PROBLEM TO SOLVE: Go through the records that follow and tally the lines with "Department" in them; answer with the number alone.

Component data from apps and pages:
::::::::
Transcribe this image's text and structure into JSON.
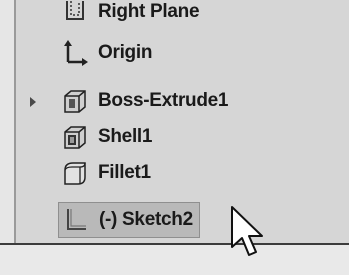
{
  "feature_tree": {
    "items": [
      {
        "label": "Right Plane",
        "icon": "plane-icon"
      },
      {
        "label": "Origin",
        "icon": "origin-icon"
      },
      {
        "label": "Boss-Extrude1",
        "icon": "extrude-icon",
        "expandable": true
      },
      {
        "label": "Shell1",
        "icon": "shell-icon"
      },
      {
        "label": "Fillet1",
        "icon": "fillet-icon"
      },
      {
        "label": "(-) Sketch2",
        "icon": "sketch-icon",
        "selected": true
      }
    ]
  },
  "colors": {
    "background": "#d6d6d6",
    "selection": "#b9b9b9",
    "text": "#1a1a1a"
  }
}
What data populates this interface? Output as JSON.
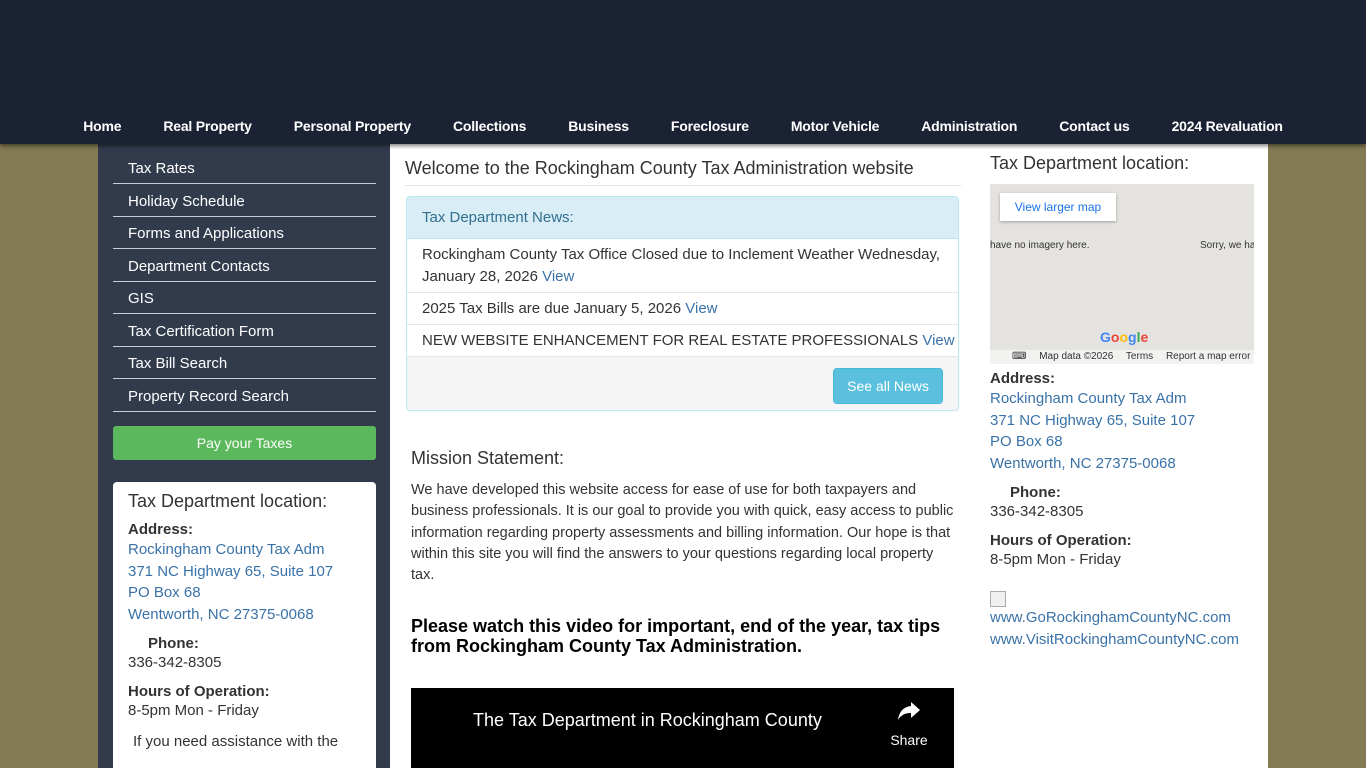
{
  "nav": {
    "items": [
      "Home",
      "Real Property",
      "Personal Property",
      "Collections",
      "Business",
      "Foreclosure",
      "Motor Vehicle",
      "Administration",
      "Contact us",
      "2024 Revaluation"
    ]
  },
  "sidebar": {
    "items": [
      "Tax Rates",
      "Holiday Schedule",
      "Forms and Applications",
      "Department Contacts",
      "GIS",
      "Tax Certification Form",
      "Tax Bill Search",
      "Property Record Search"
    ],
    "pay_button": "Pay your Taxes",
    "card": {
      "title": "Tax Department location:",
      "address_label": "Address:",
      "address": [
        "Rockingham County Tax Adm",
        "371 NC Highway 65, Suite 107",
        "PO Box 68",
        "Wentworth, NC 27375-0068"
      ],
      "phone_label": "Phone:",
      "phone": "336-342-8305",
      "hours_label": "Hours of Operation:",
      "hours": "8-5pm Mon - Friday",
      "assist_text": "If you need assistance with the"
    }
  },
  "main": {
    "welcome": "Welcome to the Rockingham County Tax Administration website",
    "news": {
      "heading": "Tax Department News:",
      "items": [
        {
          "text": "Rockingham County Tax Office Closed due to Inclement Weather Wednesday, January 28, 2026",
          "link": "View"
        },
        {
          "text": "2025 Tax Bills are due January 5, 2026",
          "link": "View"
        },
        {
          "text": "NEW WEBSITE ENHANCEMENT FOR REAL ESTATE PROFESSIONALS",
          "link": "View"
        }
      ],
      "see_all": "See all News"
    },
    "mission_title": "Mission Statement:",
    "mission_text": "We have developed this website access for ease of use for both taxpayers and business professionals. It is our goal to provide you with quick, easy access to public information regarding property assessments and billing information. Our hope is that within this site you will find the answers to your questions regarding local property tax.",
    "video_note": "Please watch this video for important, end of the year, tax tips from Rockingham County Tax Administration.",
    "video": {
      "title": "The Tax Department in Rockingham County",
      "share_label": "Share"
    }
  },
  "right": {
    "title": "Tax Department location:",
    "map": {
      "larger_map": "View larger map",
      "no_imagery_left": "have no imagery here.",
      "no_imagery_right": "Sorry, we ha",
      "google": "Google",
      "map_data": "Map data ©2026",
      "terms": "Terms",
      "report": "Report a map error"
    },
    "address_label": "Address:",
    "address": [
      "Rockingham County Tax Adm",
      "371 NC Highway 65, Suite 107",
      "PO Box 68",
      "Wentworth, NC 27375-0068"
    ],
    "phone_label": "Phone:",
    "phone": "336-342-8305",
    "hours_label": "Hours of Operation:",
    "hours": "8-5pm Mon - Friday",
    "links": [
      "www.GoRockinghamCountyNC.com",
      "www.VisitRockinghamCountyNC.com"
    ]
  },
  "colors": {
    "header_bg": "#1b2233",
    "page_bg": "#847b55",
    "sidebar_bg": "#323b4c",
    "pay_green": "#5cb85c",
    "info_blue": "#5bc0de",
    "link": "#3a72a8"
  }
}
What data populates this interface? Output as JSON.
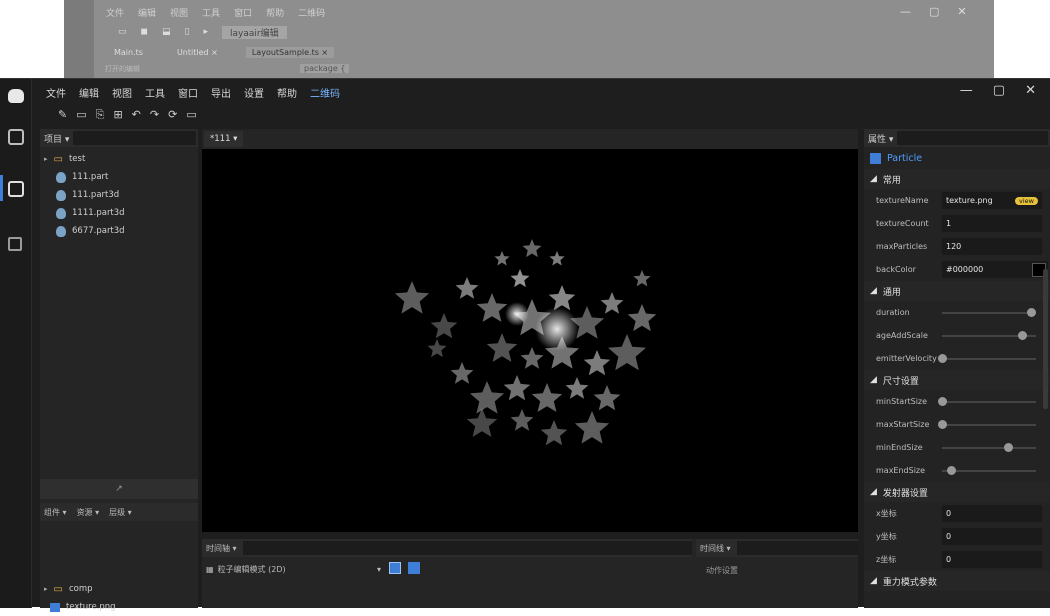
{
  "bg": {
    "menu": [
      "文件",
      "编辑",
      "视图",
      "工具",
      "窗口",
      "帮助",
      "二维码"
    ],
    "toolbar_field": "layaair编辑",
    "tabs": [
      "Main.ts",
      "Untitled ×",
      "LayoutSample.ts ×"
    ],
    "winctl": [
      "—",
      "▢",
      "✕"
    ],
    "badge": "打开的编辑",
    "extra": "package {"
  },
  "menubar": {
    "items": [
      "文件",
      "编辑",
      "视图",
      "工具",
      "窗口",
      "导出",
      "设置",
      "帮助",
      "二维码"
    ],
    "winctl": [
      "—",
      "▢",
      "✕"
    ]
  },
  "toolbar": {
    "icons": [
      "✎",
      "▭",
      "⎘",
      "⊞",
      "↶",
      "↷",
      "⟳",
      "▭"
    ]
  },
  "rail": {
    "icons": [
      "logo-icon",
      "code-icon",
      "edit-icon",
      "layers-icon"
    ]
  },
  "left": {
    "head_title": "项目 ▾",
    "tree": {
      "folder": "test",
      "files": [
        "111.part",
        "111.part3d",
        "1111.part3d",
        "6677.part3d"
      ]
    },
    "mid_tabs": [
      "组件 ▾",
      "资源 ▾",
      "层级 ▾"
    ],
    "bottom": {
      "folder": "comp",
      "file": "texture.png"
    }
  },
  "center": {
    "tab": "*111 ▾",
    "bottom_left_head": "时间轴 ▾",
    "bottom_left_field": "粒子编辑模式 (2D)",
    "bottom_right_head": "时间线 ▾",
    "bottom_right_field": "动作设置"
  },
  "right": {
    "head": "属性 ▾",
    "title": "Particle",
    "sections": {
      "basic": "常用",
      "general": "通用",
      "size": "尺寸设置",
      "emit": "发射器设置",
      "gravity": "重力模式参数"
    },
    "props": {
      "textureName": {
        "label": "textureName",
        "value": "texture.png",
        "badge": "view"
      },
      "textureCount": {
        "label": "textureCount",
        "value": "1"
      },
      "maxParticles": {
        "label": "maxParticles",
        "value": "120"
      },
      "backColor": {
        "label": "backColor",
        "value": "#000000"
      },
      "duration": {
        "label": "duration",
        "level": 0.95
      },
      "ageAddScale": {
        "label": "ageAddScale",
        "level": 0.85
      },
      "emitterVelocity": {
        "label": "emitterVelocity",
        "level": 0.0
      },
      "minStartSize": {
        "label": "minStartSize",
        "level": 0.0
      },
      "maxStartSize": {
        "label": "maxStartSize",
        "level": 0.0
      },
      "minEndSize": {
        "label": "minEndSize",
        "level": 0.7
      },
      "maxEndSize": {
        "label": "maxEndSize",
        "level": 0.1
      },
      "x": {
        "label": "x坐标",
        "value": "0"
      },
      "y": {
        "label": "y坐标",
        "value": "0"
      },
      "z": {
        "label": "z坐标",
        "value": "0"
      }
    }
  },
  "colors": {
    "accent": "#3f7ed6",
    "folder": "#e8b34a",
    "badge": "#e6c13a"
  }
}
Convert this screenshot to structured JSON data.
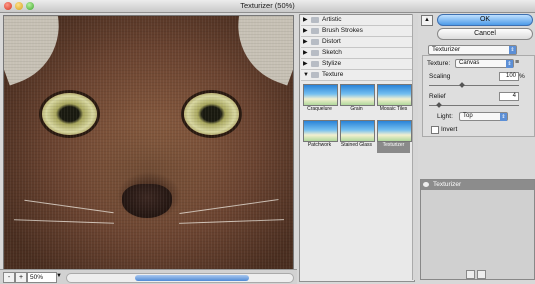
{
  "window": {
    "title": "Texturizer (50%)"
  },
  "statusbar": {
    "zoom_minus": "-",
    "zoom_plus": "+",
    "zoom": "50%"
  },
  "gallery": {
    "categories": [
      {
        "label": "Artistic",
        "expanded": false
      },
      {
        "label": "Brush Strokes",
        "expanded": false
      },
      {
        "label": "Distort",
        "expanded": false
      },
      {
        "label": "Sketch",
        "expanded": false
      },
      {
        "label": "Stylize",
        "expanded": false
      },
      {
        "label": "Texture",
        "expanded": true
      }
    ],
    "thumbnails": [
      {
        "label": "Craquelure"
      },
      {
        "label": "Grain"
      },
      {
        "label": "Mosaic Tiles"
      },
      {
        "label": "Patchwork"
      },
      {
        "label": "Stained Glass"
      },
      {
        "label": "Texturizer",
        "selected": true
      }
    ]
  },
  "panel": {
    "ok": "OK",
    "cancel": "Cancel",
    "filter_select": "Texturizer",
    "texture_label": "Texture:",
    "texture_value": "Canvas",
    "scaling_label": "Scaling",
    "scaling_value": "100",
    "scaling_unit": "%",
    "relief_label": "Relief",
    "relief_value": "4",
    "light_label": "Light:",
    "light_value": "Top",
    "invert_label": "Invert",
    "invert_checked": false
  },
  "layers": {
    "items": [
      {
        "label": "Texturizer"
      }
    ]
  },
  "colors": {
    "accent": "#4d9be8",
    "selected_thumb": "#8a8a8a"
  }
}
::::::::
RESPONSE BOX: 5